PROBLEM:
Each line from the one containing "Enumerate this screenshot's" to the end of the entries below is to be set down exactly; the pictures are not.

PROVIDED RECORDS:
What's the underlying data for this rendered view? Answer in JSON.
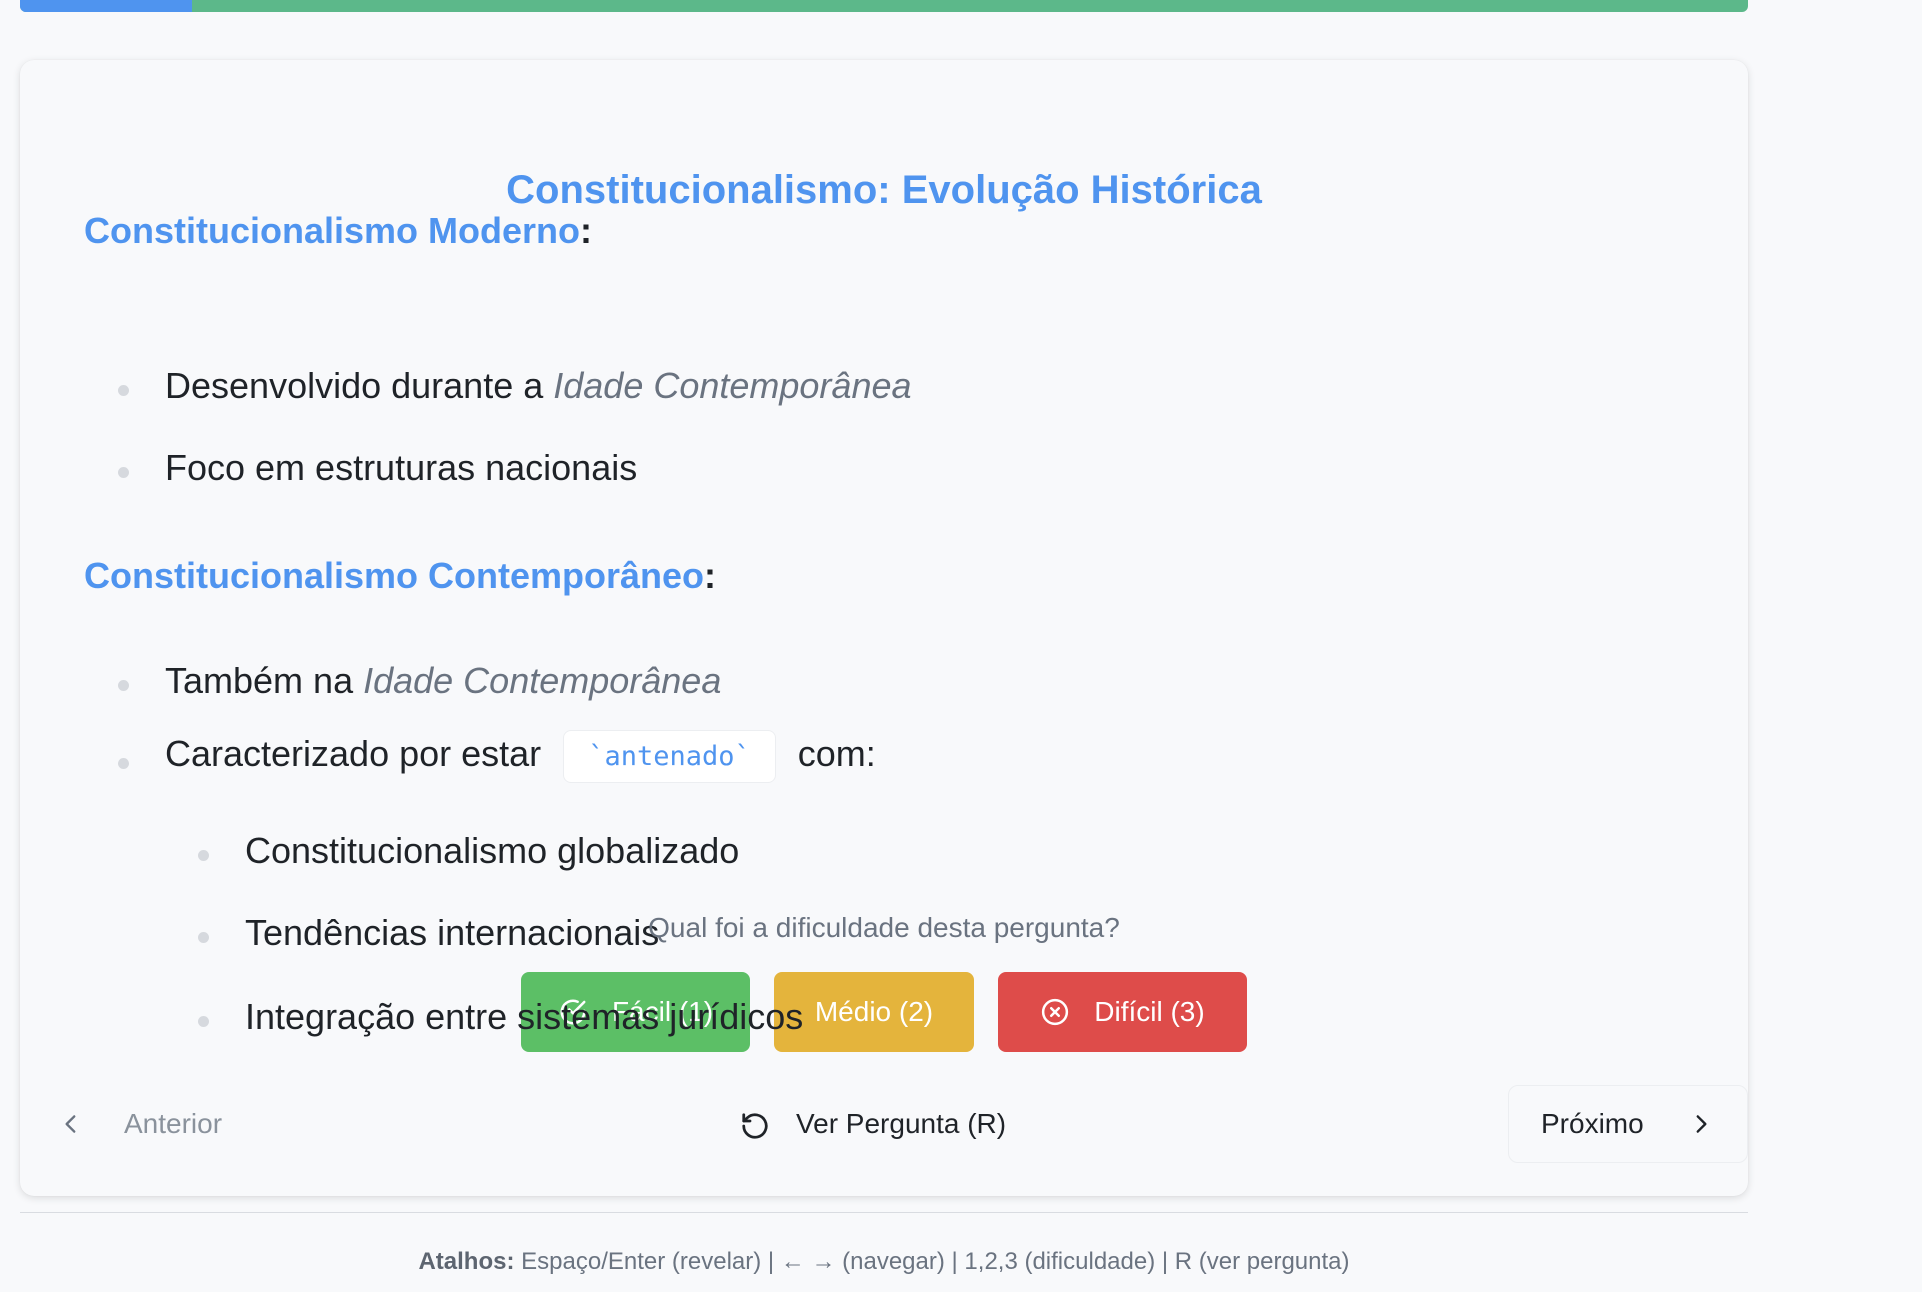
{
  "progress": {
    "fraction": 0.0995,
    "fill_color": "#4f94ef",
    "track_color": "#5cb88a"
  },
  "card": {
    "title": "Constitucionalismo: Evolução Histórica",
    "sections": [
      {
        "heading": "Constitucionalismo Moderno",
        "suffix": ":",
        "bullets": [
          {
            "text": "Desenvolvido durante a ",
            "emphasis": "Idade Contemporânea"
          },
          {
            "text": "Foco em estruturas nacionais"
          }
        ]
      },
      {
        "heading": "Constitucionalismo Contemporâneo",
        "suffix": ":",
        "bullets": [
          {
            "text": "Também na ",
            "emphasis": "Idade Contemporânea"
          },
          {
            "text": "Caracterizado por estar ",
            "code": "`antenado`",
            "after": " com:"
          }
        ],
        "sub_bullets": [
          "Constitucionalismo globalizado",
          "Tendências internacionais",
          "Integração entre sistemas jurídicos"
        ]
      }
    ]
  },
  "difficulty": {
    "question": "Qual foi a dificuldade desta pergunta?",
    "easy_label": "Fácil (1)",
    "medium_label": "Médio (2)",
    "hard_label": "Difícil (3)",
    "easy_color": "#5cbf66",
    "medium_color": "#e4b43c",
    "hard_color": "#de4c4a"
  },
  "nav": {
    "prev_label": "Anterior",
    "review_label": "Ver Pergunta (R)",
    "next_label": "Próximo"
  },
  "shortcuts": {
    "label": "Atalhos:",
    "text": " Espaço/Enter (revelar) | ← → (navegar) | 1,2,3 (dificuldade) | R (ver pergunta)"
  },
  "icons": {
    "prev": "chevron-left-icon",
    "next": "chevron-right-icon",
    "review": "rotate-ccw-icon",
    "easy": "check-circle-icon",
    "hard": "x-circle-icon"
  }
}
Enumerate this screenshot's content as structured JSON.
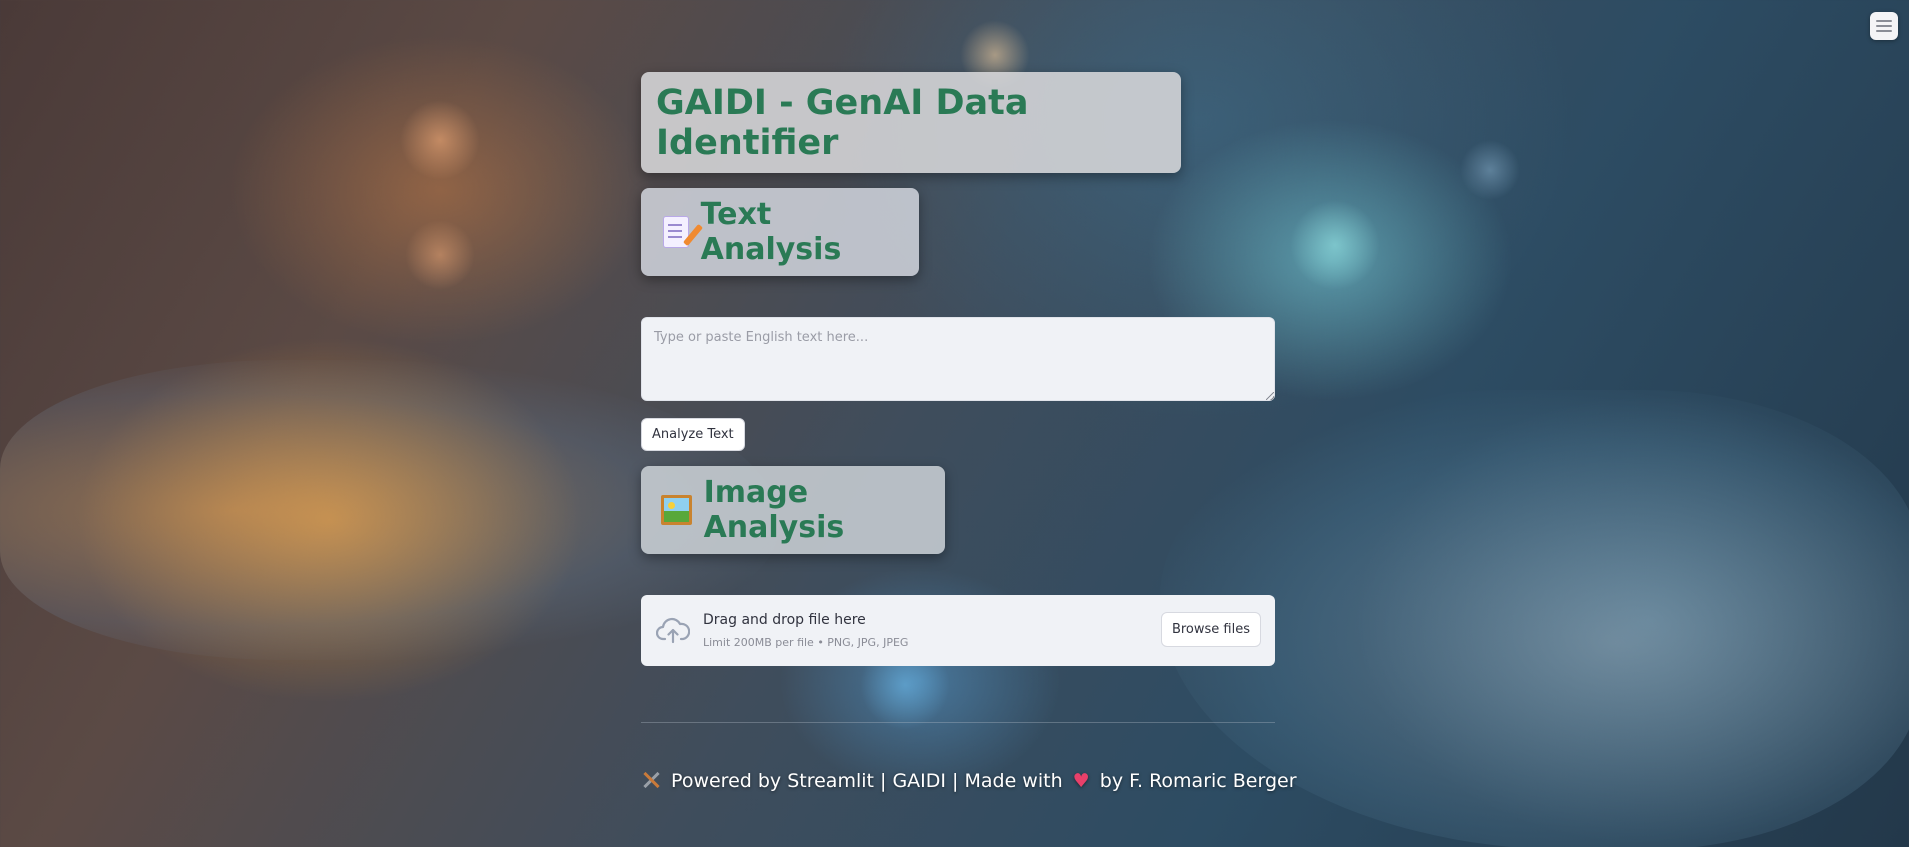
{
  "header": {
    "title": "GAIDI - GenAI Data Identifier"
  },
  "text_section": {
    "heading": "Text Analysis",
    "heading_icon": "memo-icon",
    "placeholder": "Type or paste English text here...",
    "button_label": "Analyze Text"
  },
  "image_section": {
    "heading": "Image Analysis",
    "heading_icon": "framed-picture-icon",
    "uploader": {
      "drop_label": "Drag and drop file here",
      "limit_label": "Limit 200MB per file • PNG, JPG, JPEG",
      "browse_label": "Browse files",
      "icon": "cloud-upload-icon"
    }
  },
  "footer": {
    "powered": "Powered by Streamlit | GAIDI | Made with",
    "author": "by F. Romaric Berger",
    "icons": [
      "tools-icon",
      "heart-icon"
    ]
  },
  "menu": {
    "icon": "hamburger-menu-icon"
  },
  "colors": {
    "accent_green": "#2a7a55",
    "panel_bg": "#d7d7da",
    "input_bg": "#f0f2f6"
  }
}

ANSWER BOX:
Enumerate this screenshot's content as structured JSON.
{
  "header": {
    "title": "GAIDI - GenAI Data Identifier"
  },
  "text_section": {
    "heading": "Text Analysis",
    "heading_icon": "memo-icon",
    "placeholder": "Type or paste English text here...",
    "button_label": "Analyze Text"
  },
  "image_section": {
    "heading": "Image Analysis",
    "heading_icon": "framed-picture-icon",
    "uploader": {
      "drop_label": "Drag and drop file here",
      "limit_label": "Limit 200MB per file • PNG, JPG, JPEG",
      "browse_label": "Browse files",
      "icon": "cloud-upload-icon"
    }
  },
  "footer": {
    "powered": "Powered by Streamlit | GAIDI | Made with",
    "author": "by F. Romaric Berger",
    "icons": [
      "tools-icon",
      "heart-icon"
    ]
  },
  "menu": {
    "icon": "hamburger-menu-icon"
  },
  "colors": {
    "accent_green": "#2a7a55",
    "panel_bg": "#d7d7da",
    "input_bg": "#f0f2f6"
  }
}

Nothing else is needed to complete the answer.